Okay, so let’s pretend you have to survive in the wild for a while. Maybe a couple weeks or so.

…Or maybe there’s no survival issue at all. Perhaps you just want to get your own tools and practice making your own bowl for the fun of it.

It feels quite rewarding when you take responsibility and do some things yourself.

Anyway, here’s one method for making a bowl:

1. Choose Your Preferred Wood Block

You can just purchase this on your own…or you can chop down your own tree. You can use any shape wood block – and you can cut to follow the diameter or circumference of a tree.

It doesn’t matter. You just need a large enough piece of wood to make a bowl size that makes you happy.

2. Create a Rough Outline

You’ll need something to write with. Ideally, you have a thick carpenter’s pencil. Measure out the diameter of your bowl with a tape measure.

Draw one circle to create the outside edge of your bowl. Then, inside that circle, draw another to mark the inner edge of your bowl.

A large bowl is about an inch thick.

3. Start Cutting the Inside

Ideally, you have an adze tool for cutting the initial rough shape of your bowl. However, you can also simply use a small hand axe.

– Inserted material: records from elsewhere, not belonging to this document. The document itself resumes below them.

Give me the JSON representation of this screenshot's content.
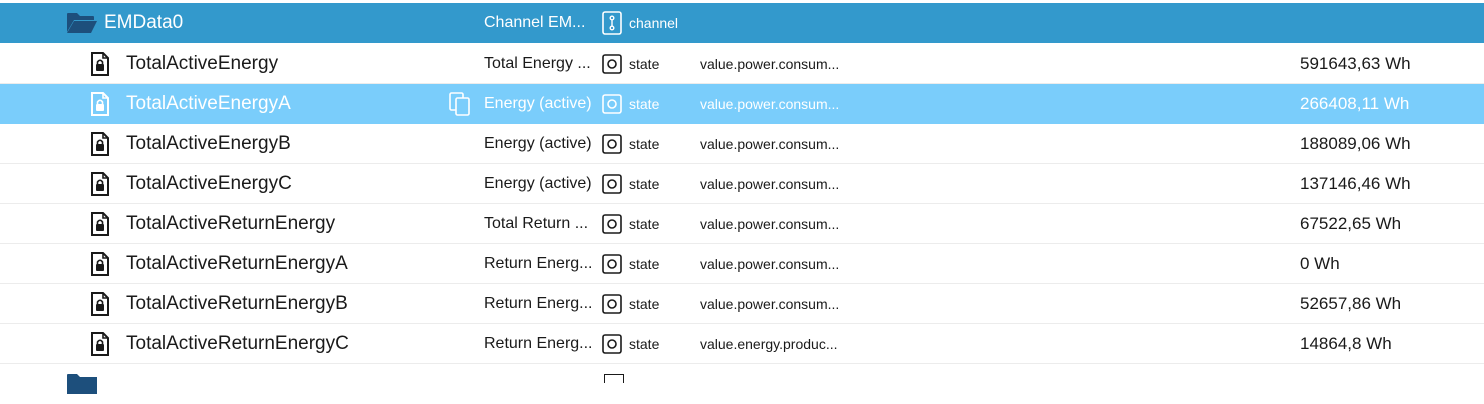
{
  "folder": {
    "name": "EMData0",
    "label": "Channel EM...",
    "type": "channel",
    "icon": "folder-open-icon",
    "type_icon": "channel-icon"
  },
  "states": [
    {
      "name": "TotalActiveEnergy",
      "label": "Total Energy ...",
      "type": "state",
      "role": "value.power.consum...",
      "value": "591643,63 Wh"
    },
    {
      "name": "TotalActiveEnergyA",
      "label": "Energy (active)",
      "type": "state",
      "role": "value.power.consum...",
      "value": "266408,11 Wh"
    },
    {
      "name": "TotalActiveEnergyB",
      "label": "Energy (active)",
      "type": "state",
      "role": "value.power.consum...",
      "value": "188089,06 Wh"
    },
    {
      "name": "TotalActiveEnergyC",
      "label": "Energy (active)",
      "type": "state",
      "role": "value.power.consum...",
      "value": "137146,46 Wh"
    },
    {
      "name": "TotalActiveReturnEnergy",
      "label": "Total Return ...",
      "type": "state",
      "role": "value.power.consum...",
      "value": "67522,65 Wh"
    },
    {
      "name": "TotalActiveReturnEnergyA",
      "label": "Return Energ...",
      "type": "state",
      "role": "value.power.consum...",
      "value": "0 Wh"
    },
    {
      "name": "TotalActiveReturnEnergyB",
      "label": "Return Energ...",
      "type": "state",
      "role": "value.power.consum...",
      "value": "52657,86 Wh"
    },
    {
      "name": "TotalActiveReturnEnergyC",
      "label": "Return Energ...",
      "type": "state",
      "role": "value.energy.produc...",
      "value": "14864,8 Wh"
    }
  ],
  "selected_index": 1,
  "icons": {
    "state": "file-lock-icon",
    "state_type": "state-type-icon",
    "copy": "copy-icon",
    "next_folder": "folder-icon"
  },
  "colors": {
    "folder_row_bg": "#3399cc",
    "selected_row_bg": "#7acdfb",
    "icon_dark": "#1a1a1a"
  }
}
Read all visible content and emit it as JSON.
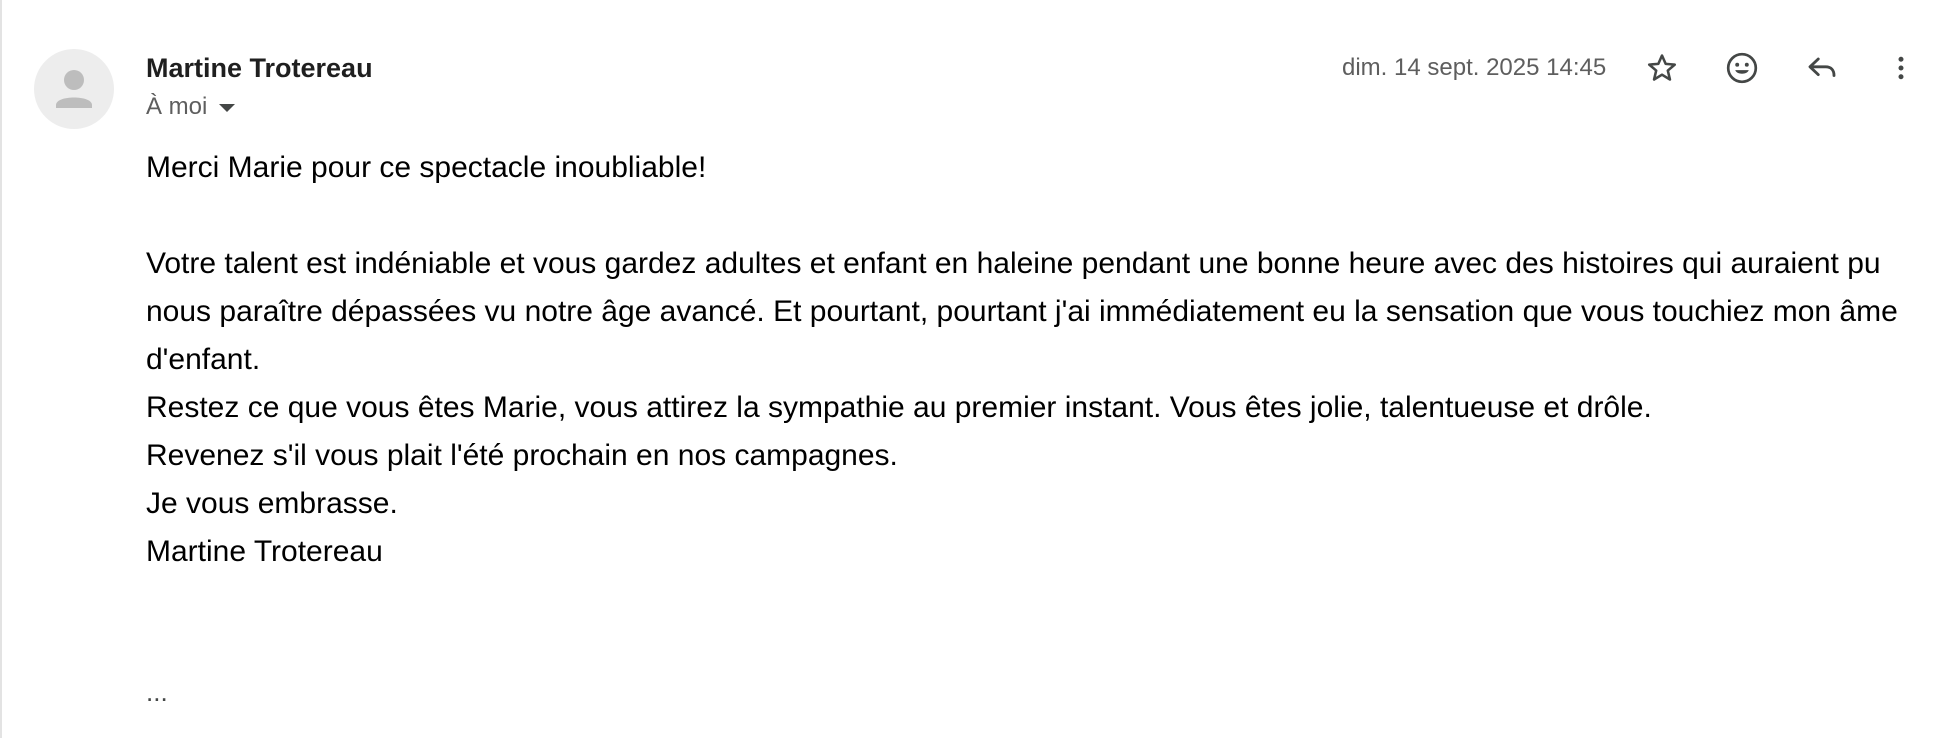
{
  "email": {
    "sender_name": "Martine Trotereau",
    "recipient_label": "À moi",
    "date": "dim. 14 sept. 2025 14:45",
    "body": {
      "greeting": "Merci Marie pour ce spectacle inoubliable!",
      "paragraph": "Votre talent est indéniable et vous gardez adultes et enfant en haleine pendant une bonne heure avec des histoires qui auraient pu nous paraître dépassées vu notre âge avancé. Et pourtant, pourtant j'ai immédiatement eu la sensation que vous touchiez mon âme d'enfant.",
      "line_1": "Restez ce que vous êtes Marie, vous attirez la sympathie au premier instant. Vous êtes jolie, talentueuse et drôle.",
      "line_2": "Revenez s'il vous plait l'été prochain en nos campagnes.",
      "line_3": "Je vous embrasse.",
      "signature": "Martine Trotereau"
    },
    "trimmed_content_label": "..."
  },
  "icons": {
    "avatar": "default-person-icon",
    "star": "star-outline-icon",
    "emoji": "add-reaction-icon",
    "reply": "reply-icon",
    "more": "more-vert-icon",
    "recipient_caret": "caret-down-icon"
  },
  "colors": {
    "text_primary": "#1f1f1f",
    "text_secondary": "#5e5e5e",
    "icon": "#444746",
    "avatar_bg": "#ededed",
    "avatar_fg": "#bdbdbd"
  }
}
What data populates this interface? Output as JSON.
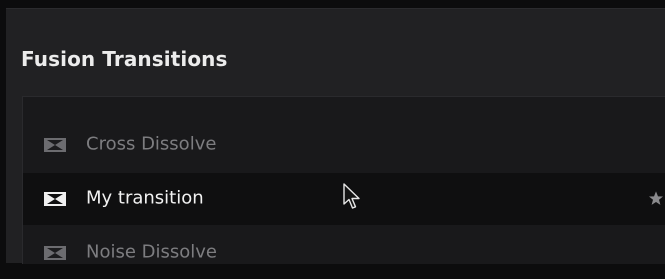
{
  "section": {
    "title": "Fusion Transitions"
  },
  "list": {
    "items": [
      {
        "label": "Cross Dissolve",
        "icon": "transition-icon",
        "selected": false
      },
      {
        "label": "My transition",
        "icon": "transition-icon",
        "selected": true,
        "trailing_icon": "star-icon"
      },
      {
        "label": "Noise Dissolve",
        "icon": "transition-icon",
        "selected": false
      }
    ]
  },
  "colors": {
    "background": "#0c0c0d",
    "panel": "#212123",
    "list_background": "#19191b",
    "selected_row": "#0f0f10",
    "label_muted": "#7d7d80",
    "label_selected": "#f2f2f2"
  },
  "cursor": {
    "icon": "arrow-cursor-icon"
  }
}
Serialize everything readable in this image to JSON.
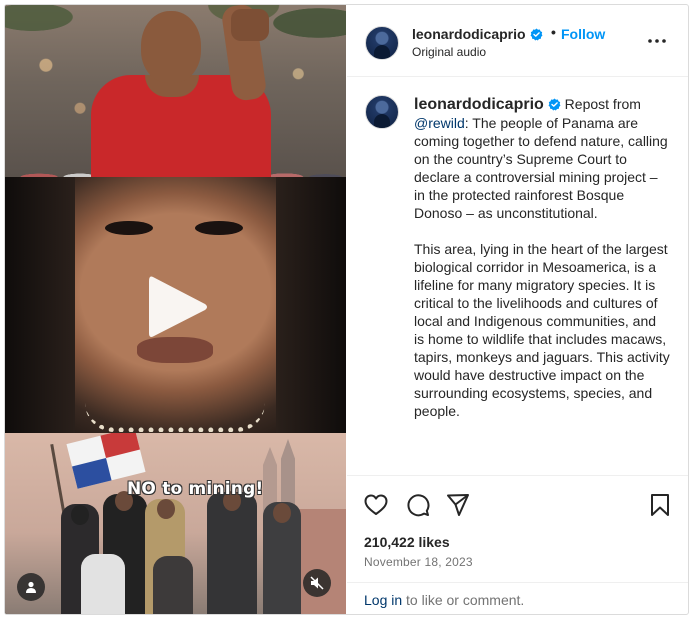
{
  "post": {
    "username": "leonardodicaprio",
    "follow_label": "Follow",
    "separator": "•",
    "audio": "Original audio",
    "caption_username": "leonardodicaprio",
    "caption_part1": " Repost from ",
    "mention": "@rewild",
    "caption_part2": ": The people of Panama are coming together to defend nature, calling on the country’s Supreme Court to declare a controversial mining project – in the protected rainforest Bosque Donoso – as unconstitutional.\n\nThis area, lying in the heart of the largest biological corridor in Mesoamerica, is a lifeline for many migratory species. It is critical to the livelihoods and cultures of local and Indigenous communities, and is home to wildlife that includes macaws, tapirs, monkeys and jaguars. This activity would have destructive impact on the surrounding ecosystems, species, and people.",
    "likes": "210,422 likes",
    "date": "November 18, 2023",
    "login_link": "Log in",
    "login_rest": " to like or comment."
  },
  "media": {
    "slogan": "NO to mining!"
  },
  "icons": {
    "verified": "verified-badge-icon",
    "more": "more-options-icon",
    "like": "heart-icon",
    "comment": "comment-icon",
    "share": "paper-plane-icon",
    "save": "bookmark-icon",
    "play": "play-icon",
    "user_tag": "person-icon",
    "mute": "speaker-muted-icon"
  },
  "colors": {
    "follow": "#0095f6",
    "verified": "#0095f6",
    "link": "#00376b",
    "muted_text": "#737373"
  }
}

Initially, you don’t have to be highly precise with your cutting. However, as you cut farther into your bowl, make sure you cut only as deep as you need to get to the desired thickness of your bowl.

Once you get close enough to the right shape, do your precision cutting with a carving knife.

4. Cut the Outside

Here, you can again begin cutting with a hand axe. However, once you’ve removed much of the wood initially, you can switch over to your carving knife to keep precision.

During this process, you don’t want to punch through the walls of your bowl!

Basically, this is all you do until you have your bowl the shape you want.

5. Sanding

If you’re in a true survival situation, you may want to skip this part to save your energy for more essential survival tasks. It’s mostly for aesthetics.

However, if you want a good-looking bowl you’re proud of, start with 400-grit sandpaper, and then move to 800 and 1200-grit to give your bowl a finished look.

You can even melt beeswax and mineral oil to create an attractive color for your bowl.

So, that’s the basics on how to create your own bowl if you ever find yourself in a survival situation requiring it.